Wabash Professor Stephen Webb was recently honored with a national award for his book, The Divine Voice: Christian Proclamation and the Theology of Sound."
The Religious Communication Association named Webb’s book its 2005 Book of the Year. The Association is an academic society founded in 1973 by people interested in public religious communications.
"I was not a member of this organization, so to be honored by them as an outsider, so to speak, was especially pleasing," Webb said.
The book, which has drawn widespread critical acclaim, was called one of the Top Ten Books of 2004 by Christianity Today.
"I have long written extensively in the area of rhetoric, so to be honored by a group of scholars in that field was exciting," Webb said. "Higher education today is so fragmented that teachers often do not read much outside their own narrow fields.
Rhetoric is and should be an interdisciplinary field and the intersection of religion and the history of public speaking is a natural one."
After reading The Divine Voice, Seton Hall University’s Thomas Guarino said Webb has a creative and incisive theological mind. "Whether examining Jesus as the voice of the Father, the role of voice in innertrinitarian relations, or the relationship between voice and gender, Webb offers the kind of thought-provoking and highly creative reflections rarely found elsewhere."
Webb traveled Nov. 17 to Boston and attended the Religious Communication Association’s banquet.
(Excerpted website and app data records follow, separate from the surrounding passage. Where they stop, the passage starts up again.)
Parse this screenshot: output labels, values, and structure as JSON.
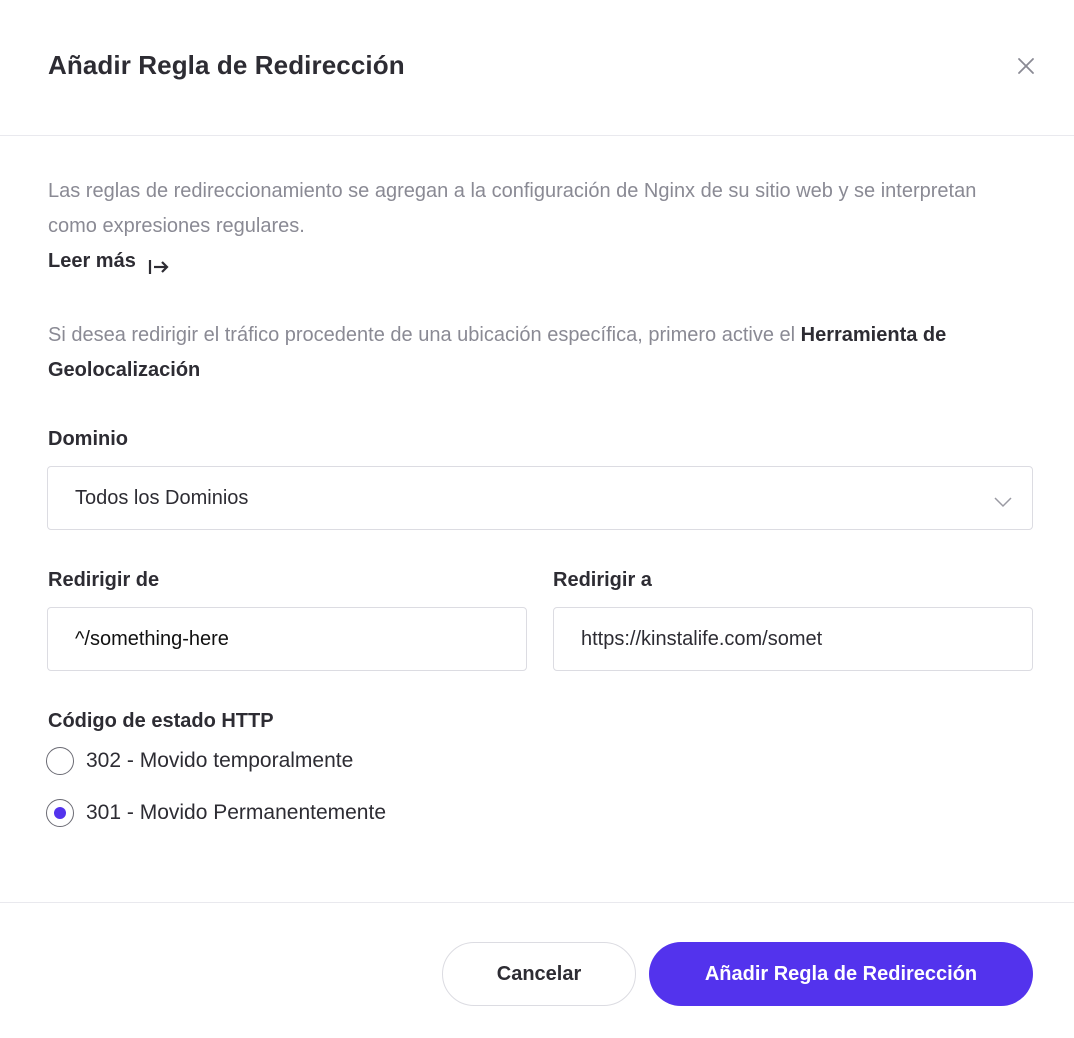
{
  "modal": {
    "title": "Añadir Regla de Redirección",
    "close_icon": "close-icon"
  },
  "intro": {
    "text": "Las reglas de redireccionamiento se agregan a la configuración de Nginx de su sitio web y se interpretan como expresiones regulares.",
    "read_more": "Leer más",
    "read_more_icon": "arrow-right-bar-icon"
  },
  "geo_notice": {
    "text": "Si desea redirigir el tráfico procedente de una ubicación específica, primero active el ",
    "link": "Herramienta de Geolocalización"
  },
  "domain": {
    "label": "Dominio",
    "selected": "Todos los Dominios",
    "chevron_icon": "chevron-down-icon"
  },
  "redirect_from": {
    "label": "Redirigir de",
    "value": "^/something-here"
  },
  "redirect_to": {
    "label": "Redirigir a",
    "value": "https://kinstalife.com/somet"
  },
  "http_status": {
    "label": "Código de estado HTTP",
    "options": [
      {
        "label": "302 - Movido temporalmente",
        "checked": false
      },
      {
        "label": "301 - Movido Permanentemente",
        "checked": true
      }
    ]
  },
  "footer": {
    "cancel_label": "Cancelar",
    "submit_label": "Añadir Regla de Redirección"
  },
  "colors": {
    "accent": "#5333ed",
    "text": "#2d2c33",
    "muted": "#8a8a94",
    "border": "#dcdce2"
  }
}
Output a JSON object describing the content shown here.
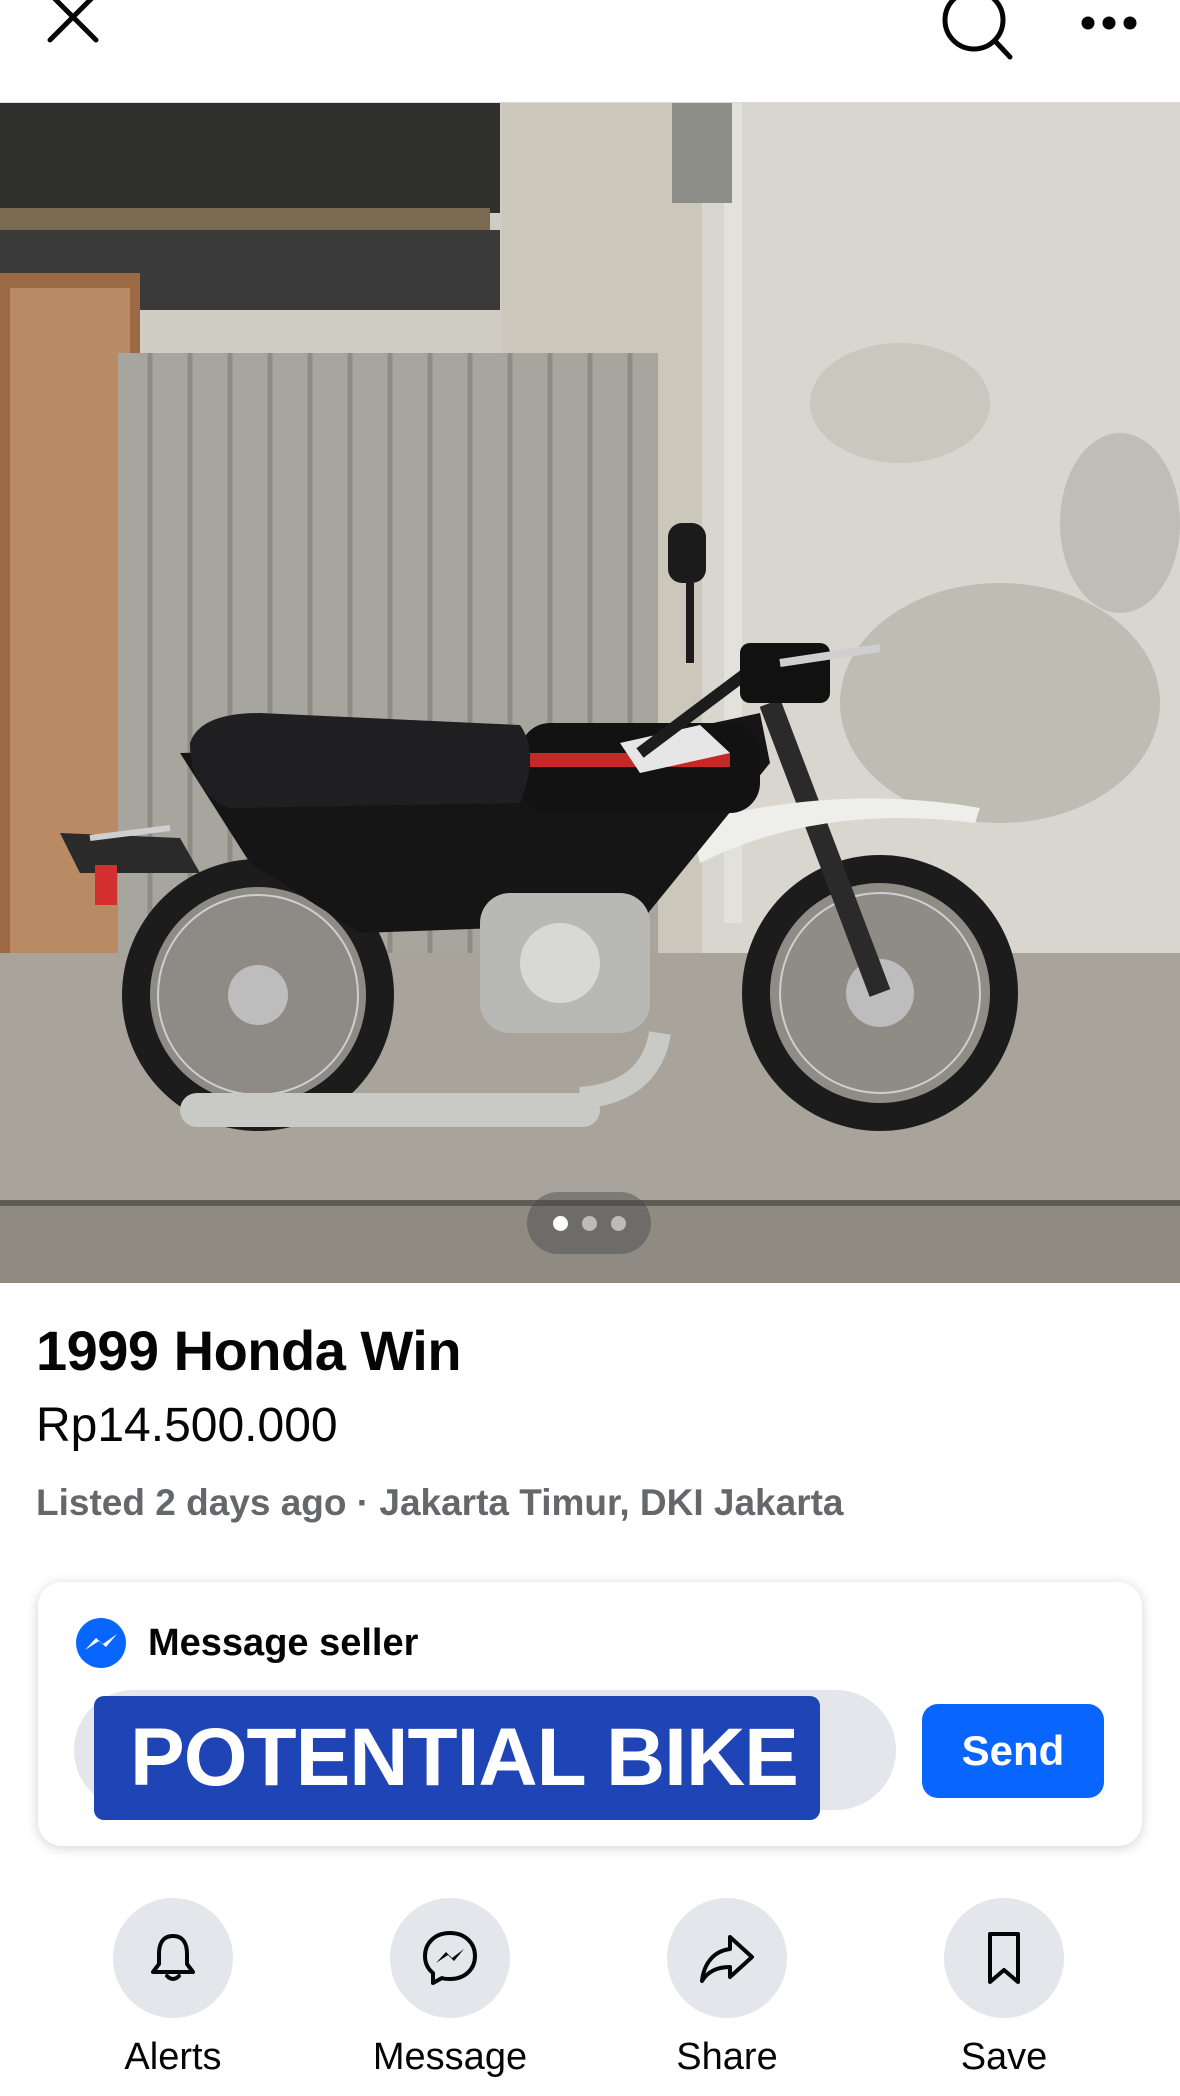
{
  "header": {
    "close_icon": "close-icon",
    "search_icon": "search-icon",
    "more_icon": "more-horizontal-icon"
  },
  "gallery": {
    "photo_description": "Black 1999 Honda Win motorcycle parked in front of a weathered wall",
    "image_count": 3,
    "active_index": 0
  },
  "listing": {
    "title": "1999 Honda Win",
    "price": "Rp14.500.000",
    "meta": "Listed 2 days ago · Jakarta Timur, DKI Jakarta"
  },
  "message": {
    "heading": "Message seller",
    "heading_icon": "messenger-icon",
    "input_value": "POTENTIAL BIKE",
    "send_label": "Send"
  },
  "actions": [
    {
      "label": "Alerts",
      "icon": "bell-icon"
    },
    {
      "label": "Message",
      "icon": "messenger-icon"
    },
    {
      "label": "Share",
      "icon": "share-icon"
    },
    {
      "label": "Save",
      "icon": "bookmark-icon"
    }
  ],
  "colors": {
    "accent": "#0866ff",
    "redaction": "#1e44b5",
    "secondary_text": "#65676b",
    "circle_bg": "#e4e6eb"
  }
}
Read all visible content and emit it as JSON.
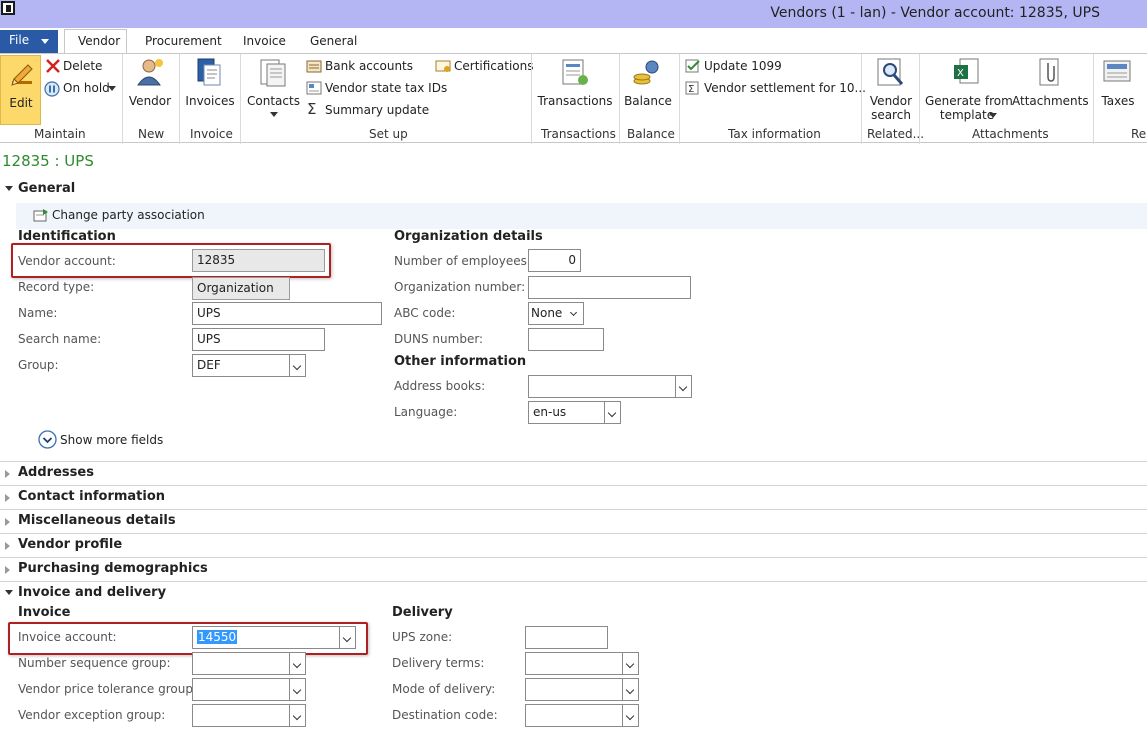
{
  "window": {
    "title": "Vendors (1 - lan) - Vendor account: 12835, UPS"
  },
  "tabs": {
    "file": "File",
    "vendor": "Vendor",
    "procurement": "Procurement",
    "invoice": "Invoice",
    "general": "General"
  },
  "ribbon": {
    "edit": "Edit",
    "delete": "Delete",
    "on_hold": "On hold",
    "vendor": "Vendor",
    "invoices": "Invoices",
    "contacts": "Contacts",
    "bank_accounts": "Bank accounts",
    "vendor_state_tax_ids": "Vendor state tax IDs",
    "summary_update": "Summary update",
    "certifications": "Certifications",
    "transactions": "Transactions",
    "balance": "Balance",
    "update_1099": "Update 1099",
    "vendor_settlement": "Vendor settlement for 10...",
    "vendor_search_line1": "Vendor",
    "vendor_search_line2": "search",
    "generate_line1": "Generate from",
    "generate_line2": "template",
    "attachments": "Attachments",
    "taxes": "Taxes",
    "groups": {
      "maintain": "Maintain",
      "new": "New",
      "invoice": "Invoice",
      "setup": "Set up",
      "transactions": "Transactions",
      "balance": "Balance",
      "tax_information": "Tax information",
      "related": "Related...",
      "attachments": "Attachments",
      "cut": "Re"
    }
  },
  "record_title": "12835 : UPS",
  "general": {
    "title": "General",
    "change_party": "Change party association",
    "identification": {
      "title": "Identification",
      "vendor_account_label": "Vendor account:",
      "vendor_account": "12835",
      "record_type_label": "Record type:",
      "record_type": "Organization",
      "name_label": "Name:",
      "name": "UPS",
      "search_name_label": "Search name:",
      "search_name": "UPS",
      "group_label": "Group:",
      "group": "DEF"
    },
    "organization_details": {
      "title": "Organization details",
      "employees_label": "Number of employees:",
      "employees": "0",
      "org_number_label": "Organization number:",
      "org_number": "",
      "abc_label": "ABC code:",
      "abc": "None",
      "duns_label": "DUNS number:",
      "duns": ""
    },
    "other_information": {
      "title": "Other information",
      "address_books_label": "Address books:",
      "address_books": "",
      "language_label": "Language:",
      "language": "en-us"
    },
    "show_more": "Show more fields"
  },
  "sections": {
    "addresses": "Addresses",
    "contact_information": "Contact information",
    "miscellaneous": "Miscellaneous details",
    "vendor_profile": "Vendor profile",
    "purchasing_demographics": "Purchasing demographics",
    "invoice_and_delivery": "Invoice and delivery"
  },
  "invoice": {
    "title": "Invoice",
    "invoice_account_label": "Invoice account:",
    "invoice_account": "14550",
    "number_sequence_label": "Number sequence group:",
    "price_tolerance_label": "Vendor price tolerance group:",
    "exception_label": "Vendor exception group:"
  },
  "delivery": {
    "title": "Delivery",
    "ups_zone_label": "UPS zone:",
    "delivery_terms_label": "Delivery terms:",
    "mode_label": "Mode of delivery:",
    "destination_label": "Destination code:"
  }
}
Five professors served on the panel that selected the book of the year.
Webb’s latest effort is his essay "Aslan’s voice: C.S. Lewis and the Magic of Sound" with is the opening for The Chronicle of Narnia and Philosophy: the Lion, the Witch, and Worldview.
That compilation of essays exploring the moral and philosophical terrain that runs through C.S. Lewis’s Narnia series was published by Open Court in advance of the premiere of The Lion, the Witch, and the Wardrobe in theaters nationwide.
Top left: Webb in Wabash classroom.
Lower right: Webb contributed an essay to The Chronicles of Narnia.